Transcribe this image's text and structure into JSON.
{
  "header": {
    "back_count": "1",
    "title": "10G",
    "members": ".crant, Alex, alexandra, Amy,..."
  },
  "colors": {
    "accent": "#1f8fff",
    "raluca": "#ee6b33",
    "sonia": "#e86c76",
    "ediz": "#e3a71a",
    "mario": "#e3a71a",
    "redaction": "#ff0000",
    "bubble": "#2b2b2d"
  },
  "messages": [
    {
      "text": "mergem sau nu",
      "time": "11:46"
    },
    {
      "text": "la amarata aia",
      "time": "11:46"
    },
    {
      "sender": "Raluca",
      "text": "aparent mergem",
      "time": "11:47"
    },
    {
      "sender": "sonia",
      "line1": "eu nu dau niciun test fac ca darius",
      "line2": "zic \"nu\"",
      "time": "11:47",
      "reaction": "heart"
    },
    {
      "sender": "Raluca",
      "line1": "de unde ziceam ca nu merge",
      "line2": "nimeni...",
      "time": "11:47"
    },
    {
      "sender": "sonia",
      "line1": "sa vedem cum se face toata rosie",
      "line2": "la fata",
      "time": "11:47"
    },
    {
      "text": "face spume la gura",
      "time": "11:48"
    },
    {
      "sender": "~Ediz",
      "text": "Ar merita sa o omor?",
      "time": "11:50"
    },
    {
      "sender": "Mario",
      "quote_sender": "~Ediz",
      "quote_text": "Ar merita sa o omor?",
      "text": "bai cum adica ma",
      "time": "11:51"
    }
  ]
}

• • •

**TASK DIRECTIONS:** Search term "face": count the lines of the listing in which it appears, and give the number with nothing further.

**SOLVED PROBLEM:** 2